--- Task objective ---
Would you repeat all the lines below, exactly as they stand?

--- Records provided ---
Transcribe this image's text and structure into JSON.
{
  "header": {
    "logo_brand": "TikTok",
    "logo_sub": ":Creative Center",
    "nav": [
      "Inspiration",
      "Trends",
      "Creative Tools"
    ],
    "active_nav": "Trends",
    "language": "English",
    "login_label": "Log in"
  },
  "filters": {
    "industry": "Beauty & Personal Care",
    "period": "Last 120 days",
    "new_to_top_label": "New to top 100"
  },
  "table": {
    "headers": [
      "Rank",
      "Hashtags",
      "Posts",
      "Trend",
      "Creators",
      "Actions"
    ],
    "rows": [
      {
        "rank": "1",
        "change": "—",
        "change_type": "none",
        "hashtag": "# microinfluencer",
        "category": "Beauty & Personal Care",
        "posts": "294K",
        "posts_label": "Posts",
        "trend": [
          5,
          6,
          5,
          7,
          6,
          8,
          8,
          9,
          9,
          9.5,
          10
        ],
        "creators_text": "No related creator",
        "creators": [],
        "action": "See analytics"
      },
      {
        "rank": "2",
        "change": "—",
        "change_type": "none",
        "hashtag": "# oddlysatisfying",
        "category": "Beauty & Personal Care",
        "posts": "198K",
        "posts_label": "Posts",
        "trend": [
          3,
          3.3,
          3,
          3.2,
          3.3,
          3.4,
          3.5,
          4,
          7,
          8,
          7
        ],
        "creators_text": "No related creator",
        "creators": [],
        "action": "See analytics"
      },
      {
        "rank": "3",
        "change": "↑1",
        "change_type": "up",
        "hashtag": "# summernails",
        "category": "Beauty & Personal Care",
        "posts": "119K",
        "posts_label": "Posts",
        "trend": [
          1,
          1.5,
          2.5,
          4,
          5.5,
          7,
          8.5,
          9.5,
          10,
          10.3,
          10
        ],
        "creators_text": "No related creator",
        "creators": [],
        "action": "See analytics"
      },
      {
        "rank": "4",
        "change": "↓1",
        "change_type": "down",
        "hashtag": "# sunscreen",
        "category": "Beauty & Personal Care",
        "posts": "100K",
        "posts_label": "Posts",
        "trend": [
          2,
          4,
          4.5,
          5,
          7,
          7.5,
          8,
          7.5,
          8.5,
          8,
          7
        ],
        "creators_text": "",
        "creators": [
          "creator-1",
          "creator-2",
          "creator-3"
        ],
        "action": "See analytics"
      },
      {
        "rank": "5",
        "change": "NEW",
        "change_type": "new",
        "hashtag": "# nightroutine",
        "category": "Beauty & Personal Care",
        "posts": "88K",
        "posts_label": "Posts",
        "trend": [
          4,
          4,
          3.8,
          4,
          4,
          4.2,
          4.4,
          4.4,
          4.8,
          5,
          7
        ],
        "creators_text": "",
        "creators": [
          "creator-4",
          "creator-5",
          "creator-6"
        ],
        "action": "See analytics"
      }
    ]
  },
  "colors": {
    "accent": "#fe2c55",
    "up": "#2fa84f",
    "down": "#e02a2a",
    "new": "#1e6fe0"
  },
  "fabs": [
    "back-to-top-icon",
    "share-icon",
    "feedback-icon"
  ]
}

--- Solution ---
Transcribe this image's text and structure into JSON.
{
  "header": {
    "logo_brand": "TikTok",
    "logo_sub": ":Creative Center",
    "nav": [
      "Inspiration",
      "Trends",
      "Creative Tools"
    ],
    "active_nav": "Trends",
    "language": "English",
    "login_label": "Log in"
  },
  "filters": {
    "industry": "Beauty & Personal Care",
    "period": "Last 120 days",
    "new_to_top_label": "New to top 100"
  },
  "table": {
    "headers": [
      "Rank",
      "Hashtags",
      "Posts",
      "Trend",
      "Creators",
      "Actions"
    ],
    "rows": [
      {
        "rank": "1",
        "change": "—",
        "change_type": "none",
        "hashtag": "# microinfluencer",
        "category": "Beauty & Personal Care",
        "posts": "294K",
        "posts_label": "Posts",
        "trend": [
          5,
          6,
          5,
          7,
          6,
          8,
          8,
          9,
          9,
          9.5,
          10
        ],
        "creators_text": "No related creator",
        "creators": [],
        "action": "See analytics"
      },
      {
        "rank": "2",
        "change": "—",
        "change_type": "none",
        "hashtag": "# oddlysatisfying",
        "category": "Beauty & Personal Care",
        "posts": "198K",
        "posts_label": "Posts",
        "trend": [
          3,
          3.3,
          3,
          3.2,
          3.3,
          3.4,
          3.5,
          4,
          7,
          8,
          7
        ],
        "creators_text": "No related creator",
        "creators": [],
        "action": "See analytics"
      },
      {
        "rank": "3",
        "change": "↑1",
        "change_type": "up",
        "hashtag": "# summernails",
        "category": "Beauty & Personal Care",
        "posts": "119K",
        "posts_label": "Posts",
        "trend": [
          1,
          1.5,
          2.5,
          4,
          5.5,
          7,
          8.5,
          9.5,
          10,
          10.3,
          10
        ],
        "creators_text": "No related creator",
        "creators": [],
        "action": "See analytics"
      },
      {
        "rank": "4",
        "change": "↓1",
        "change_type": "down",
        "hashtag": "# sunscreen",
        "category": "Beauty & Personal Care",
        "posts": "100K",
        "posts_label": "Posts",
        "trend": [
          2,
          4,
          4.5,
          5,
          7,
          7.5,
          8,
          7.5,
          8.5,
          8,
          7
        ],
        "creators_text": "",
        "creators": [
          "creator-1",
          "creator-2",
          "creator-3"
        ],
        "action": "See analytics"
      },
      {
        "rank": "5",
        "change": "NEW",
        "change_type": "new",
        "hashtag": "# nightroutine",
        "category": "Beauty & Personal Care",
        "posts": "88K",
        "posts_label": "Posts",
        "trend": [
          4,
          4,
          3.8,
          4,
          4,
          4.2,
          4.4,
          4.4,
          4.8,
          5,
          7
        ],
        "creators_text": "",
        "creators": [
          "creator-4",
          "creator-5",
          "creator-6"
        ],
        "action": "See analytics"
      }
    ]
  },
  "colors": {
    "accent": "#fe2c55",
    "up": "#2fa84f",
    "down": "#e02a2a",
    "new": "#1e6fe0"
  },
  "fabs": [
    "back-to-top-icon",
    "share-icon",
    "feedback-icon"
  ]
}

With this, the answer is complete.